§ **WHAT THIS TASK INVOLVES**:
Each line of the records below that contains "Exclusion" needs to be copied.

-- DATASET EXTRACT follows --

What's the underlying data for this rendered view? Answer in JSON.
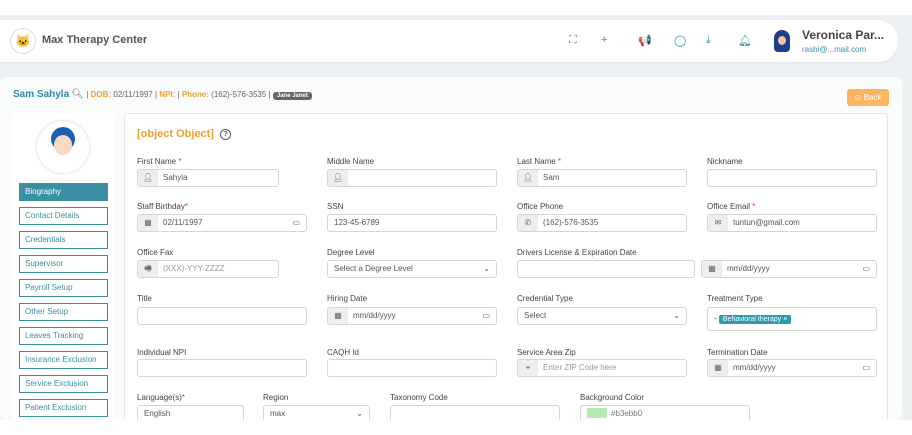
{
  "header": {
    "brand": "Max Therapy Center",
    "user_name": "Veronica Par...",
    "user_email": "rashi@...mail.com",
    "icons": [
      "fullscreen-icon",
      "plus-icon",
      "megaphone-icon",
      "chat-icon",
      "download-icon",
      "bell-icon"
    ]
  },
  "profile": {
    "name": "Sam Sahyla",
    "dob_label": "DOB:",
    "dob": "02/11/1997",
    "npi_label": "NPI:",
    "phone_label": "Phone:",
    "phone": "(162)-576-3535",
    "badge": "Jane Janet",
    "back": "Back"
  },
  "sidebar": [
    "Biography",
    "Contact Details",
    "Credentials",
    "Supervisor",
    "Payroll Setup",
    "Other Setup",
    "Leaves Tracking",
    "Insurance Exclusion",
    "Service Exclusion",
    "Patient Exclusion"
  ],
  "form": {
    "title": {
      "label": "Title",
      "value": ""
    },
    "first_name": {
      "label": "First Name",
      "value": "Sahyla"
    },
    "middle_name": {
      "label": "Middle Name",
      "value": ""
    },
    "last_name": {
      "label": "Last Name",
      "value": "Sam"
    },
    "nickname": {
      "label": "Nickname",
      "value": ""
    },
    "birthday": {
      "label": "Staff Birthday",
      "value": "02/11/1997"
    },
    "ssn": {
      "label": "SSN",
      "value": "123-45-6789"
    },
    "office_phone": {
      "label": "Office Phone",
      "value": "(162)-576-3535"
    },
    "office_email": {
      "label": "Office Email",
      "value": "tuntun@gmail.com"
    },
    "office_fax": {
      "label": "Office Fax",
      "placeholder": "(XXX)-YYY-ZZZZ"
    },
    "degree": {
      "label": "Degree Level",
      "value": "Select a Degree Level"
    },
    "license": {
      "label": "Drivers License & Expiration Date",
      "date": "mm/dd/yyyy"
    },
    "hiring": {
      "label": "Hiring Date",
      "value": "mm/dd/yyyy"
    },
    "cred_type": {
      "label": "Credential Type",
      "value": "Select"
    },
    "treatment": {
      "label": "Treatment Type",
      "value": "Behavioral therapy"
    },
    "npi": {
      "label": "Individual NPI",
      "value": ""
    },
    "caqh": {
      "label": "CAQH Id",
      "value": ""
    },
    "zip": {
      "label": "Service Area Zip",
      "placeholder": "Enter ZIP Code here"
    },
    "termination": {
      "label": "Termination Date",
      "value": "mm/dd/yyyy"
    },
    "language": {
      "label": "Language(s)",
      "value": "English"
    },
    "region": {
      "label": "Region",
      "value": "max"
    },
    "taxonomy": {
      "label": "Taxonomy Code",
      "value": ""
    },
    "bgcolor": {
      "label": "Background Color",
      "value": "#b3ebb0"
    }
  }
}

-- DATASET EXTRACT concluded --

§ **SOLUTION TO THE EXERCISE**:
    "Insurance Exclusion",
    "Service Exclusion",
    "Patient Exclusion"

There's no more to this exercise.